The musicians’ contrasting approaches ended up shaping the album’s somewhat curious format—four instrumentals in Budd’s meandering style, more tone poems than actual songs, and four more structured pieces with verses, choruses, drum machine, and, of course, Elizabeth Fraser’s inimitable singing, as bold and inspired as anywhere in the band’s catalog.  There was no conscious decision to have Fraser only sing on four songs.  “That’s just what came out of the sessions,” Guthrie says.  “It was a lightweight atmosphere making it, because we didn’t actually feel that we were making a record at the time.  We were trying out some stuff in the studio, and it just evolved into what it did.  Which is, essentially, a recorded version of some people trying out some stuff in the studio.”

The sessions were over in two weeks, maybe three.  “And that was already getting a bit long,” Guthrie says, “because some of our earlier records had taken just a couple of days.”  They fleshed out the material, he adds, with one more song that the trio wrote in Budd’s absence, after they realized they didn’t have quite enough material for a full album.  (“Was I that drunk?” Budd asked, upon hearing the final version of the album, which included a song he had no recollection of making.)  As much as it may pain fans to hear it, there is no more extant material from the sessions—no outtakes, no rough drafts, no alternate versions. “For the 13 years I was in the band, we have no spare tracks at all,” Raymonde says.  “If after an hour or two a track wasn’t coming together, we’d just get rid of it.  If it wasn’t good now, our attitude was, it’ll never be any good.  So we’d think, tomorrow’s another day—let’s go to the cinema and come back tomorrow, and see how it goes.  Let’s go bowling.”

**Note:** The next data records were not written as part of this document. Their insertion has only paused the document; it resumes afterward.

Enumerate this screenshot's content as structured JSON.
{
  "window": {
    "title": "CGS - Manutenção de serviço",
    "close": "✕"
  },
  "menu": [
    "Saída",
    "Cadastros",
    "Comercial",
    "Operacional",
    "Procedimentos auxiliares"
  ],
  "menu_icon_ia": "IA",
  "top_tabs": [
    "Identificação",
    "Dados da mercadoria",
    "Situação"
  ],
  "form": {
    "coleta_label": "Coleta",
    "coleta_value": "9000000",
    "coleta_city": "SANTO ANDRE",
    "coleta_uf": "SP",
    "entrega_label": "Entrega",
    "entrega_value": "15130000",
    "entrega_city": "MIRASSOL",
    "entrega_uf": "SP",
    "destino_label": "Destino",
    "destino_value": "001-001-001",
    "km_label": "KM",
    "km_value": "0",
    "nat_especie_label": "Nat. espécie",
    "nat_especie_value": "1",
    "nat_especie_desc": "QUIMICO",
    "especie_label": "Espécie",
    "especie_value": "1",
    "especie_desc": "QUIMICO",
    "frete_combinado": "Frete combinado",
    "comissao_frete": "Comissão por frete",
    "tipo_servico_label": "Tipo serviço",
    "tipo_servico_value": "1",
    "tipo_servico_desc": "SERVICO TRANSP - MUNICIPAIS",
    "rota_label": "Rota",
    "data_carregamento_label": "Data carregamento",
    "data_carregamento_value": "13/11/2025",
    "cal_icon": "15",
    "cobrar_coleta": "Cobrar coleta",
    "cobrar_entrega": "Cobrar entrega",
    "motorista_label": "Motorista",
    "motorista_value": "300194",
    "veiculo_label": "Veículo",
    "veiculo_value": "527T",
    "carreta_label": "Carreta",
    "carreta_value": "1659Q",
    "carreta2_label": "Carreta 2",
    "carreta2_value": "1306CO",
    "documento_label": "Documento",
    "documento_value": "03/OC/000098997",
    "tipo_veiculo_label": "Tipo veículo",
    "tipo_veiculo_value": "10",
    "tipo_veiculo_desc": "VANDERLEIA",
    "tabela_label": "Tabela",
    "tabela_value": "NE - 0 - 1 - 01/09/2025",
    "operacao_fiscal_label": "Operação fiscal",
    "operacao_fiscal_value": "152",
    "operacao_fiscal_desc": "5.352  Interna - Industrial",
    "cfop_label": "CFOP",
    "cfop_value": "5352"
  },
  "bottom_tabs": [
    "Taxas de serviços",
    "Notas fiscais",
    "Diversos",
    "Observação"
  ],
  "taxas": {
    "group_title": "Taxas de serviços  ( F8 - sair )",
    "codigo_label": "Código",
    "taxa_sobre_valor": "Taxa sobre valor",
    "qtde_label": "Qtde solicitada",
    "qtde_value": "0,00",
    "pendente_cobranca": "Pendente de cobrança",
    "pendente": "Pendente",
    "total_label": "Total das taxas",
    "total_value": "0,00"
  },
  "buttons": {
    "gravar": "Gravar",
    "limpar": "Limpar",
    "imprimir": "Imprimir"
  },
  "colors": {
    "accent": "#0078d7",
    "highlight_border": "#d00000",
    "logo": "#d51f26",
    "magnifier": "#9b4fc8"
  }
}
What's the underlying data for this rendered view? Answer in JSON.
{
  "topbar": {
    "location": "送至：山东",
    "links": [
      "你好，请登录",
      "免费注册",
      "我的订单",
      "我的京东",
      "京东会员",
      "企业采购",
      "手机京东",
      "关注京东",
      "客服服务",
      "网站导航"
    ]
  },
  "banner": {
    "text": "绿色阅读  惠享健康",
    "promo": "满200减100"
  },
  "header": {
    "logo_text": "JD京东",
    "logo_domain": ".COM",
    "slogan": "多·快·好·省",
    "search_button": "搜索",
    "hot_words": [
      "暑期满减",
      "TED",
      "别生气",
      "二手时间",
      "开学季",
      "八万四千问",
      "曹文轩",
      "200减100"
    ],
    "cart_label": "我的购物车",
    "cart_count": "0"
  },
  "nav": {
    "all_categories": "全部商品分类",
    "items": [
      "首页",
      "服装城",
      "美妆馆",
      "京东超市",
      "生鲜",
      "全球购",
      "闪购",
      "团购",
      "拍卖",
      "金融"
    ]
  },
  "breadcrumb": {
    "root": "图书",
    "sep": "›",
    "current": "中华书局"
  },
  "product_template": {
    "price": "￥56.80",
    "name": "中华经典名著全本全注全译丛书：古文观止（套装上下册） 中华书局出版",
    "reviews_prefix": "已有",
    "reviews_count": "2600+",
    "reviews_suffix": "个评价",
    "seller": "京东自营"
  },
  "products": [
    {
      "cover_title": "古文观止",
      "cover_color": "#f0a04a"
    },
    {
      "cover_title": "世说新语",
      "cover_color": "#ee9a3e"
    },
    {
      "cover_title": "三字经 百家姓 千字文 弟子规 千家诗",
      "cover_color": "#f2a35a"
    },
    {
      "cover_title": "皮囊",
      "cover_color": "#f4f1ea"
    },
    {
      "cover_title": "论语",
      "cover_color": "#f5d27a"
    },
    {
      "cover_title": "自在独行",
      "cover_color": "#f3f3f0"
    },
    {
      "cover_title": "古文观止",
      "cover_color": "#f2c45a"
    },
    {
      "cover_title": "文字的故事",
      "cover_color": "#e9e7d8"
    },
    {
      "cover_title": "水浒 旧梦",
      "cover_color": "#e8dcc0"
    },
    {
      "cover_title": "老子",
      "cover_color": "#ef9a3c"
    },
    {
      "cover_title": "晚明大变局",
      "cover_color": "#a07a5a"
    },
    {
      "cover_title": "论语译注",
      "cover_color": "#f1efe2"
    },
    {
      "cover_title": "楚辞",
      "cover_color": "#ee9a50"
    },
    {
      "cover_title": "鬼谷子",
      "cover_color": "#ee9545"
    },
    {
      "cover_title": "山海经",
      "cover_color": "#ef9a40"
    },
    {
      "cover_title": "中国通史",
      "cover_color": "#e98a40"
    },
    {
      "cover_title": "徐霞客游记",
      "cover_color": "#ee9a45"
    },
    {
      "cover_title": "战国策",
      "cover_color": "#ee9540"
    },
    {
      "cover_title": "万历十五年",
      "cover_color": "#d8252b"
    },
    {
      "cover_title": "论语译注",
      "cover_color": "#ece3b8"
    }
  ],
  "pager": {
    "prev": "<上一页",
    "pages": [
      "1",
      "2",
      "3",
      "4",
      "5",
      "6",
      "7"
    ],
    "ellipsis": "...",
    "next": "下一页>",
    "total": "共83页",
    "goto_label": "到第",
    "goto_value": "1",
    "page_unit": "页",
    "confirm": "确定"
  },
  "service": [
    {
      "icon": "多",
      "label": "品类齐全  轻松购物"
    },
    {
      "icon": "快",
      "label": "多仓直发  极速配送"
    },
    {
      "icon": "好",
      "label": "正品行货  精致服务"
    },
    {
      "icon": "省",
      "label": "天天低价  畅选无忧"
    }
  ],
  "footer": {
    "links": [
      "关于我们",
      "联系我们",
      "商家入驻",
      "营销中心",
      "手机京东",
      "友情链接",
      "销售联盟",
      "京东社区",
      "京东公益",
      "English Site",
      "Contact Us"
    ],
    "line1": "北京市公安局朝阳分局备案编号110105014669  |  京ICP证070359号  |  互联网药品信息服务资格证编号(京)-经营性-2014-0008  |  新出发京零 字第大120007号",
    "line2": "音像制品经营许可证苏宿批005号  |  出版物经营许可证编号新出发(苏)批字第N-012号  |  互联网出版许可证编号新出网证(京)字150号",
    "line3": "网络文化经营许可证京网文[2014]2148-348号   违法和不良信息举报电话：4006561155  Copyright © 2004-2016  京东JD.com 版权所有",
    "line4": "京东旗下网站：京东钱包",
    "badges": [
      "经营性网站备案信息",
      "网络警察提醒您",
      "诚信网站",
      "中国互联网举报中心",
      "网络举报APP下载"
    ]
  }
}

The other curious thing about the album—the fact that it was credited to all four players under their individual names—followed the same intuitive logic as everything else that went into the record.  “It’s because it wasn’t a Cocteau Twins album,” Guthrie says.  Raymonde concurs: “It was simple.  All four of us have gone into the studio and done something, but it isn’t a Cocteau Twins album.”  But perhaps the passage of time has changed matters.  These days, on streaming services, you’ll find the album filed chronologically alongside the rest of the band’s work.  “What’s interesting,” Guthrie adds, “is that I got the tape boxes from the studio, and guess what it says on it?  ‘Cocteau Twins plus Harold Budd.’”  Perhaps, he seems to suggest, the group got hung up on a detail that never really mattered.  In any case, Raymonde says, “The more credit that Harold gets for the work he did, the more people that find his music because it’s in the Cocteau environment, the better.”

Despite all its quirks, The Moon and the Melodies has attracted a passionate fan base over the years.  Its most atmospheric tracks routinely turn up in ambient DJ sets. 'Sea, Swallow Me' is one of the Cocteau Twins’ most streamed songs on Spotify, second only to Heaven or Las Vegas’ 'Cherry-coloured Funk'; it has also found new life on TikTok, where it serves as the soundtrack to innumerable expressions of hard-to-express melancholy.  For such a low-key affair, the album casts a long shadow—but Raymonde believes the record’s uniqueness stems directly from its humble, unpremeditated origins.  “It’s always about making something that’s pleasurable,” he says, “capturing a moment in time between friends that are enjoying making music together.  Really, that’s the essence of it—the music was just a reflection of how nice a time we were having in the studio.”